## What to do:
Give back every record precisely.

## The data:
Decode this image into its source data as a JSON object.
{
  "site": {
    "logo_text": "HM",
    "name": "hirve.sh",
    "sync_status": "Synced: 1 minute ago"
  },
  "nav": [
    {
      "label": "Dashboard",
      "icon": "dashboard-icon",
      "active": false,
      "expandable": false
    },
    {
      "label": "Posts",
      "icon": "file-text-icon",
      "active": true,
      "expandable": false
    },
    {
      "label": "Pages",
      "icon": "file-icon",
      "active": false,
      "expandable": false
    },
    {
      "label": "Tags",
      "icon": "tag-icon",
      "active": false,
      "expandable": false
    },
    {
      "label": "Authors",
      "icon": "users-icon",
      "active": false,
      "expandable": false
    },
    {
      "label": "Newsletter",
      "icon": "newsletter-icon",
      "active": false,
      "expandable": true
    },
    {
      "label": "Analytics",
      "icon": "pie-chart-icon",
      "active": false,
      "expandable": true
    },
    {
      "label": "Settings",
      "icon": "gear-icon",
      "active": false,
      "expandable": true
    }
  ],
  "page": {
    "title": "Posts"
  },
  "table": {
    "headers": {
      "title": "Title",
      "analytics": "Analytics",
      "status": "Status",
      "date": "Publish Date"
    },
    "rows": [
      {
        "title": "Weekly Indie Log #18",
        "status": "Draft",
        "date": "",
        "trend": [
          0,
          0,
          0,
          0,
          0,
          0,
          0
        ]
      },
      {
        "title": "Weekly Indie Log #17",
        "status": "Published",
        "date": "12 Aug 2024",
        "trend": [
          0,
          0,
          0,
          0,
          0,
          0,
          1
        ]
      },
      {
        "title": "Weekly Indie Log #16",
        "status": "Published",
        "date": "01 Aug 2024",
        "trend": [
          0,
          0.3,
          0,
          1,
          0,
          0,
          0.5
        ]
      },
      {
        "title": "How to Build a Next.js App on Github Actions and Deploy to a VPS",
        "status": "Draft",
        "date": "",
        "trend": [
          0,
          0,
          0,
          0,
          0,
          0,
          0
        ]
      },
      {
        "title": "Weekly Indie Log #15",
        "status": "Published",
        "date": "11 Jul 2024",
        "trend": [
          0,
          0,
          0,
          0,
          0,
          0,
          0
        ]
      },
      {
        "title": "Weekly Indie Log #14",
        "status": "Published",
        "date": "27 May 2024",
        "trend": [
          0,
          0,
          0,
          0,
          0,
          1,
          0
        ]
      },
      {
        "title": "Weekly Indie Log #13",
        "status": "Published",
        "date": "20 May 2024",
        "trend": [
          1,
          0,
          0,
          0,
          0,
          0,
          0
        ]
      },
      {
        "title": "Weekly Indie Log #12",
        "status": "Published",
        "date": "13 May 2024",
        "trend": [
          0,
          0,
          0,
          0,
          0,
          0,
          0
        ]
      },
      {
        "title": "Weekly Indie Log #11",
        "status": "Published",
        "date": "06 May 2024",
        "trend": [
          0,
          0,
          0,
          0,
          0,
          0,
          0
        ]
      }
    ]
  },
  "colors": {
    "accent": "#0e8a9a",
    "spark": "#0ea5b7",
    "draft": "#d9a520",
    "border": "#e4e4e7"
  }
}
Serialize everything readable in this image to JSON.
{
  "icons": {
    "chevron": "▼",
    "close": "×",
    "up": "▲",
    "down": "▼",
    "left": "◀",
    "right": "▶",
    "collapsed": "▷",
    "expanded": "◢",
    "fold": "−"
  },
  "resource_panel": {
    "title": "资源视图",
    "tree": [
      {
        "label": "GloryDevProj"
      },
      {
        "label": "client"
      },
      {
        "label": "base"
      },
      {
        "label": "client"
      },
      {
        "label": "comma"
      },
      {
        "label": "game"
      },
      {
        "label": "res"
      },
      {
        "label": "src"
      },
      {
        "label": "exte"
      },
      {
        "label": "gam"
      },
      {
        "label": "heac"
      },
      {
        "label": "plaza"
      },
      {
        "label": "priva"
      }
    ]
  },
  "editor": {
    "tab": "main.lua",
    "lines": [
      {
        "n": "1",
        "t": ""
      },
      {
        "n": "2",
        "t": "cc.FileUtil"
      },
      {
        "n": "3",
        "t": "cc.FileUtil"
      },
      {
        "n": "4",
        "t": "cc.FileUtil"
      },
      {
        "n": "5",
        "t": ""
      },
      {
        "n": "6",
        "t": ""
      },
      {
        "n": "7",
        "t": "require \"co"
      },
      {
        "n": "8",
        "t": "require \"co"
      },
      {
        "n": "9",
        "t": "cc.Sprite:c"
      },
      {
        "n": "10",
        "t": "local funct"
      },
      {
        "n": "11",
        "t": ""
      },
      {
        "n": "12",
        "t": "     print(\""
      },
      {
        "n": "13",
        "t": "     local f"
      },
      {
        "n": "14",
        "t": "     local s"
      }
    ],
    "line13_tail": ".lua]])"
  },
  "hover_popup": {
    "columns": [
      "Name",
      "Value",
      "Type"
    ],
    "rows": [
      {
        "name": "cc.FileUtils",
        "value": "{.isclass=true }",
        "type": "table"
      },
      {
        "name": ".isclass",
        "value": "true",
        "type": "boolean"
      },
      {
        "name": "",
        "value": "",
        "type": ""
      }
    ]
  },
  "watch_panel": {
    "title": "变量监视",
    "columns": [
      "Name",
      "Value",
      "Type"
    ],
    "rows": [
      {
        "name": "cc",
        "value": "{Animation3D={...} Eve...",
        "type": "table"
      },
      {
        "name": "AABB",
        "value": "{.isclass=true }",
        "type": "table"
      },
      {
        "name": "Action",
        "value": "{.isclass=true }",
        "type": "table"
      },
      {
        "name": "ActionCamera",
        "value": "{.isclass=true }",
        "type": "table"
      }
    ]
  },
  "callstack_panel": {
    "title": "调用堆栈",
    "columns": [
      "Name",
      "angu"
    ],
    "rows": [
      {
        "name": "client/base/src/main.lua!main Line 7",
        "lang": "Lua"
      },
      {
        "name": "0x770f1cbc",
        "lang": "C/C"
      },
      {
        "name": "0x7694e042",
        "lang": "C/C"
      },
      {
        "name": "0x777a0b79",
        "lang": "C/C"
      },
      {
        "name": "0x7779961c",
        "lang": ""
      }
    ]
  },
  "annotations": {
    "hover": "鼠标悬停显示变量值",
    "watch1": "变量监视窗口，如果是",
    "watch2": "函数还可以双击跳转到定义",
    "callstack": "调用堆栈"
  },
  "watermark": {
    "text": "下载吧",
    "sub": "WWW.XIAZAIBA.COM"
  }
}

## Solution to the problem:
Decode this image into its source data as a JSON object.
{
  "site": {
    "logo_text": "HM",
    "name": "hirve.sh",
    "sync_status": "Synced: 1 minute ago"
  },
  "nav": [
    {
      "label": "Dashboard",
      "icon": "dashboard-icon",
      "active": false,
      "expandable": false
    },
    {
      "label": "Posts",
      "icon": "file-text-icon",
      "active": true,
      "expandable": false
    },
    {
      "label": "Pages",
      "icon": "file-icon",
      "active": false,
      "expandable": false
    },
    {
      "label": "Tags",
      "icon": "tag-icon",
      "active": false,
      "expandable": false
    },
    {
      "label": "Authors",
      "icon": "users-icon",
      "active": false,
      "expandable": false
    },
    {
      "label": "Newsletter",
      "icon": "newsletter-icon",
      "active": false,
      "expandable": true
    },
    {
      "label": "Analytics",
      "icon": "pie-chart-icon",
      "active": false,
      "expandable": true
    },
    {
      "label": "Settings",
      "icon": "gear-icon",
      "active": false,
      "expandable": true
    }
  ],
  "page": {
    "title": "Posts"
  },
  "table": {
    "headers": {
      "title": "Title",
      "analytics": "Analytics",
      "status": "Status",
      "date": "Publish Date"
    },
    "rows": [
      {
        "title": "Weekly Indie Log #18",
        "status": "Draft",
        "date": "",
        "trend": [
          0,
          0,
          0,
          0,
          0,
          0,
          0
        ]
      },
      {
        "title": "Weekly Indie Log #17",
        "status": "Published",
        "date": "12 Aug 2024",
        "trend": [
          0,
          0,
          0,
          0,
          0,
          0,
          1
        ]
      },
      {
        "title": "Weekly Indie Log #16",
        "status": "Published",
        "date": "01 Aug 2024",
        "trend": [
          0,
          0.3,
          0,
          1,
          0,
          0,
          0.5
        ]
      },
      {
        "title": "How to Build a Next.js App on Github Actions and Deploy to a VPS",
        "status": "Draft",
        "date": "",
        "trend": [
          0,
          0,
          0,
          0,
          0,
          0,
          0
        ]
      },
      {
        "title": "Weekly Indie Log #15",
        "status": "Published",
        "date": "11 Jul 2024",
        "trend": [
          0,
          0,
          0,
          0,
          0,
          0,
          0
        ]
      },
      {
        "title": "Weekly Indie Log #14",
        "status": "Published",
        "date": "27 May 2024",
        "trend": [
          0,
          0,
          0,
          0,
          0,
          1,
          0
        ]
      },
      {
        "title": "Weekly Indie Log #13",
        "status": "Published",
        "date": "20 May 2024",
        "trend": [
          1,
          0,
          0,
          0,
          0,
          0,
          0
        ]
      },
      {
        "title": "Weekly Indie Log #12",
        "status": "Published",
        "date": "13 May 2024",
        "trend": [
          0,
          0,
          0,
          0,
          0,
          0,
          0
        ]
      },
      {
        "title": "Weekly Indie Log #11",
        "status": "Published",
        "date": "06 May 2024",
        "trend": [
          0,
          0,
          0,
          0,
          0,
          0,
          0
        ]
      }
    ]
  },
  "colors": {
    "accent": "#0e8a9a",
    "spark": "#0ea5b7",
    "draft": "#d9a520",
    "border": "#e4e4e7"
  }
}
Serialize everything readable in this image to JSON.
{
  "icons": {
    "chevron": "▼",
    "close": "×",
    "up": "▲",
    "down": "▼",
    "left": "◀",
    "right": "▶",
    "collapsed": "▷",
    "expanded": "◢",
    "fold": "−"
  },
  "resource_panel": {
    "title": "资源视图",
    "tree": [
      {
        "label": "GloryDevProj"
      },
      {
        "label": "client"
      },
      {
        "label": "base"
      },
      {
        "label": "client"
      },
      {
        "label": "comma"
      },
      {
        "label": "game"
      },
      {
        "label": "res"
      },
      {
        "label": "src"
      },
      {
        "label": "exte"
      },
      {
        "label": "gam"
      },
      {
        "label": "heac"
      },
      {
        "label": "plaza"
      },
      {
        "label": "priva"
      }
    ]
  },
  "editor": {
    "tab": "main.lua",
    "lines": [
      {
        "n": "1",
        "t": ""
      },
      {
        "n": "2",
        "t": "cc.FileUtil"
      },
      {
        "n": "3",
        "t": "cc.FileUtil"
      },
      {
        "n": "4",
        "t": "cc.FileUtil"
      },
      {
        "n": "5",
        "t": ""
      },
      {
        "n": "6",
        "t": ""
      },
      {
        "n": "7",
        "t": "require \"co"
      },
      {
        "n": "8",
        "t": "require \"co"
      },
      {
        "n": "9",
        "t": "cc.Sprite:c"
      },
      {
        "n": "10",
        "t": "local funct"
      },
      {
        "n": "11",
        "t": ""
      },
      {
        "n": "12",
        "t": "     print(\""
      },
      {
        "n": "13",
        "t": "     local f"
      },
      {
        "n": "14",
        "t": "     local s"
      }
    ],
    "line13_tail": ".lua]])"
  },
  "hover_popup": {
    "columns": [
      "Name",
      "Value",
      "Type"
    ],
    "rows": [
      {
        "name": "cc.FileUtils",
        "value": "{.isclass=true }",
        "type": "table"
      },
      {
        "name": ".isclass",
        "value": "true",
        "type": "boolean"
      },
      {
        "name": "",
        "value": "",
        "type": ""
      }
    ]
  },
  "watch_panel": {
    "title": "变量监视",
    "columns": [
      "Name",
      "Value",
      "Type"
    ],
    "rows": [
      {
        "name": "cc",
        "value": "{Animation3D={...} Eve...",
        "type": "table"
      },
      {
        "name": "AABB",
        "value": "{.isclass=true }",
        "type": "table"
      },
      {
        "name": "Action",
        "value": "{.isclass=true }",
        "type": "table"
      },
      {
        "name": "ActionCamera",
        "value": "{.isclass=true }",
        "type": "table"
      }
    ]
  },
  "callstack_panel": {
    "title": "调用堆栈",
    "columns": [
      "Name",
      "angu"
    ],
    "rows": [
      {
        "name": "client/base/src/main.lua!main Line 7",
        "lang": "Lua"
      },
      {
        "name": "0x770f1cbc",
        "lang": "C/C"
      },
      {
        "name": "0x7694e042",
        "lang": "C/C"
      },
      {
        "name": "0x777a0b79",
        "lang": "C/C"
      },
      {
        "name": "0x7779961c",
        "lang": ""
      }
    ]
  },
  "annotations": {
    "hover": "鼠标悬停显示变量值",
    "watch1": "变量监视窗口，如果是",
    "watch2": "函数还可以双击跳转到定义",
    "callstack": "调用堆栈"
  },
  "watermark": {
    "text": "下载吧",
    "sub": "WWW.XIAZAIBA.COM"
  }
}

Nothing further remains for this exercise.